* RECORDS FOR THE EXERCISE *
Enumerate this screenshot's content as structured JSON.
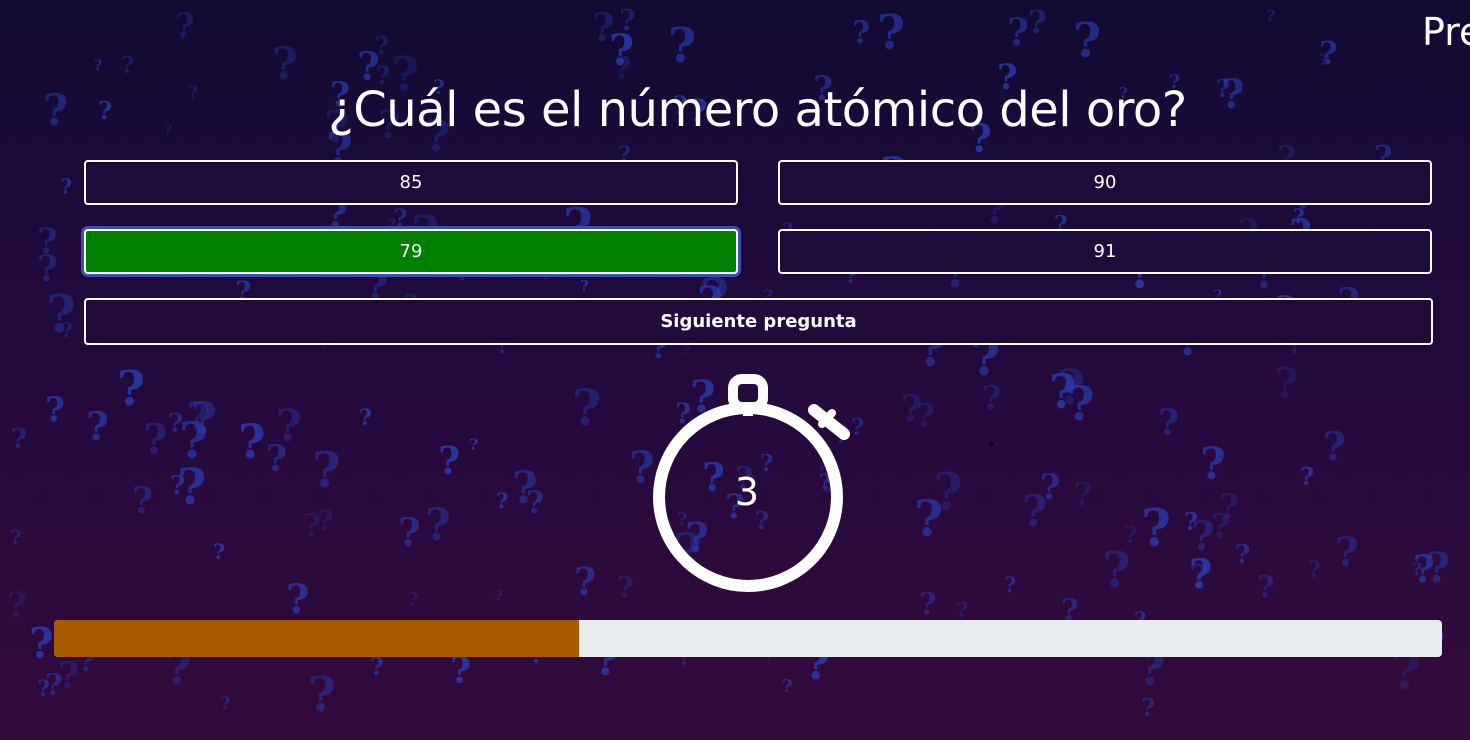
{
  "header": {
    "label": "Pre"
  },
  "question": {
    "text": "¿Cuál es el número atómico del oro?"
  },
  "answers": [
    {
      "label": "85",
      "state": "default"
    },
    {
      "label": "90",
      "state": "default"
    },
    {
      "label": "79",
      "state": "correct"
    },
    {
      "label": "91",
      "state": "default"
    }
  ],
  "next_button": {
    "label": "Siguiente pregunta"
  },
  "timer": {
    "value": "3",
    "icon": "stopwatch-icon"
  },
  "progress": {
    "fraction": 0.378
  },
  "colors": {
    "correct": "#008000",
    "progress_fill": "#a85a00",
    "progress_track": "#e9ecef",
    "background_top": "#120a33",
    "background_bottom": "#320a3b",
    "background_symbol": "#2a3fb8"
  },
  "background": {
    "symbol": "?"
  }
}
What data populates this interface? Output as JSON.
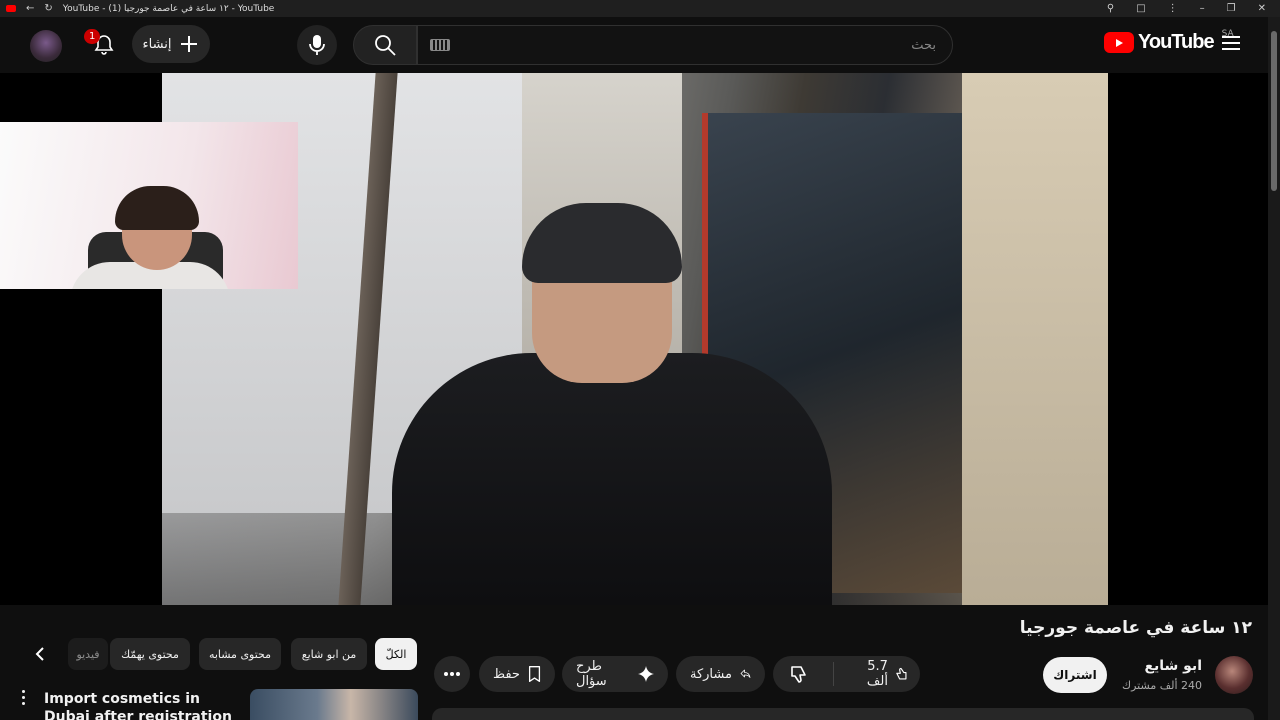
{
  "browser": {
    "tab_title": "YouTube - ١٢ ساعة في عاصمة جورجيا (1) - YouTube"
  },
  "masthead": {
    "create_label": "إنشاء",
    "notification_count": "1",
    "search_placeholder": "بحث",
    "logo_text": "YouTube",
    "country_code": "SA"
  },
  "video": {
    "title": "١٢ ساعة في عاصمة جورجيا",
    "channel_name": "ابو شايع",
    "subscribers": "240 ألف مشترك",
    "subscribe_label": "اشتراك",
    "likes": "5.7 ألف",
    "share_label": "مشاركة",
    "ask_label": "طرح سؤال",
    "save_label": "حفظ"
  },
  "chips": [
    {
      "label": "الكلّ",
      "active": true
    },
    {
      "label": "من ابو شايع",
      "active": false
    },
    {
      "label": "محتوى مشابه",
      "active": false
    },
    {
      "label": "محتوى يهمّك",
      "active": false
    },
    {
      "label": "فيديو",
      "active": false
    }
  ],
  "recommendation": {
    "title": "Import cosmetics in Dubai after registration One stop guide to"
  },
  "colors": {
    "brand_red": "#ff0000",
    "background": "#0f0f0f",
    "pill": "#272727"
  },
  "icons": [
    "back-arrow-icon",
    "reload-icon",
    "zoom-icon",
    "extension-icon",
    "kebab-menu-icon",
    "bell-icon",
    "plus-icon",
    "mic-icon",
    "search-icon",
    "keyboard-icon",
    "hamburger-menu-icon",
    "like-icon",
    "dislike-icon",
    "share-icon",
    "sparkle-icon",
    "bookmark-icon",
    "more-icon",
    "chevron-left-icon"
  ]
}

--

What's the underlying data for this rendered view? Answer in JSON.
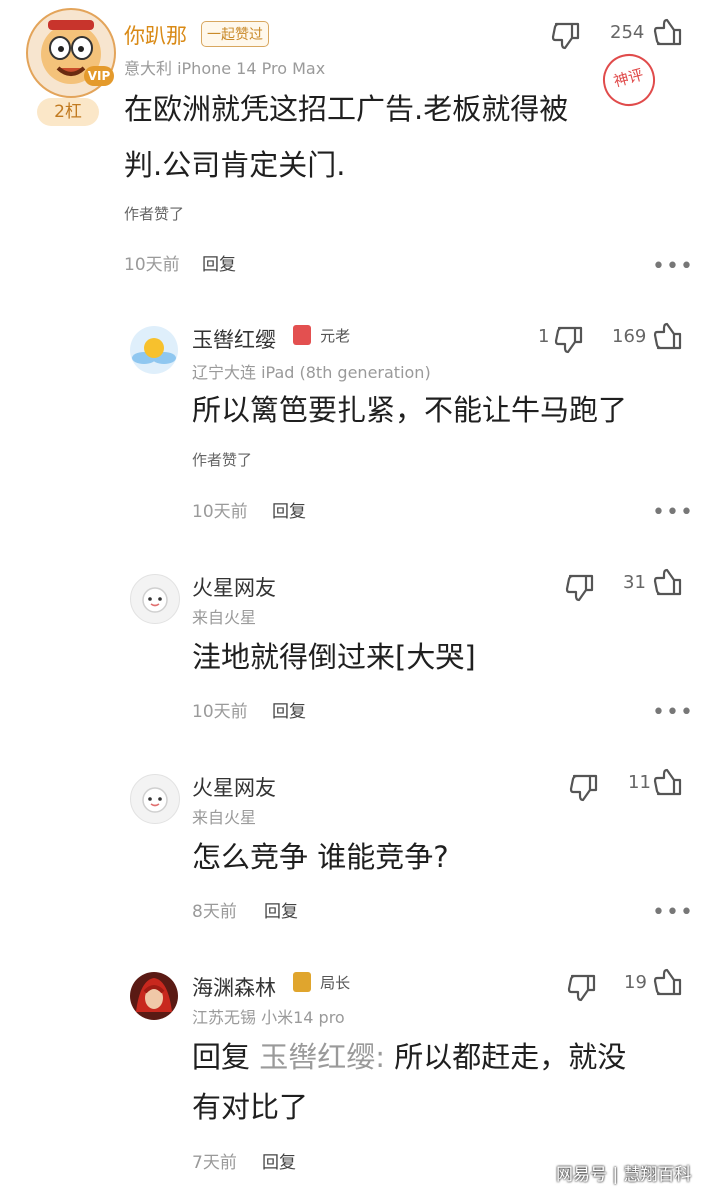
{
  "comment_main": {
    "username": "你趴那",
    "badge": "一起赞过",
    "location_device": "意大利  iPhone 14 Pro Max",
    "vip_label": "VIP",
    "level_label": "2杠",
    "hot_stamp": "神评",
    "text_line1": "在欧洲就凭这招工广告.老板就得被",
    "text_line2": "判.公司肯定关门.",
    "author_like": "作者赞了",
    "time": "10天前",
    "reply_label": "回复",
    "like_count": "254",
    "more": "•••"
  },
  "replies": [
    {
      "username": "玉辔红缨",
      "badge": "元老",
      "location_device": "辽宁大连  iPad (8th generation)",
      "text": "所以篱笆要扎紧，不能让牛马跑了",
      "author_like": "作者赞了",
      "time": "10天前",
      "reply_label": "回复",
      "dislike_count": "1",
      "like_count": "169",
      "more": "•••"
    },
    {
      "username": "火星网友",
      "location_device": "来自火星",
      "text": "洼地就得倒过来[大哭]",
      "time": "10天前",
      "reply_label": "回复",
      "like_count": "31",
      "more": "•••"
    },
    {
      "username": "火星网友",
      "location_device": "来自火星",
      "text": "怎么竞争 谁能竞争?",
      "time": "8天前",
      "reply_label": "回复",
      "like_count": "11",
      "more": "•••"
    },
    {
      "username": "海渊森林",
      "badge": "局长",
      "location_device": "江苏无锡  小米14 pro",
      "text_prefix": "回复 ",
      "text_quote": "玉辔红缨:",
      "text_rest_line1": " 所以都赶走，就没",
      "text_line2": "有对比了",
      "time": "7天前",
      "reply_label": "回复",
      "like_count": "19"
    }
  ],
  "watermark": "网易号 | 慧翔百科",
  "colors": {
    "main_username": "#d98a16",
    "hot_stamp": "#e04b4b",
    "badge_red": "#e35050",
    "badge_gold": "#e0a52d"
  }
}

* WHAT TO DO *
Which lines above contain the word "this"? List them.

* RESULT *
Enumerate this screenshot's content as structured JSON.
What data populates this interface? Output as JSON.
What's the underlying data for this rendered view? Answer in JSON.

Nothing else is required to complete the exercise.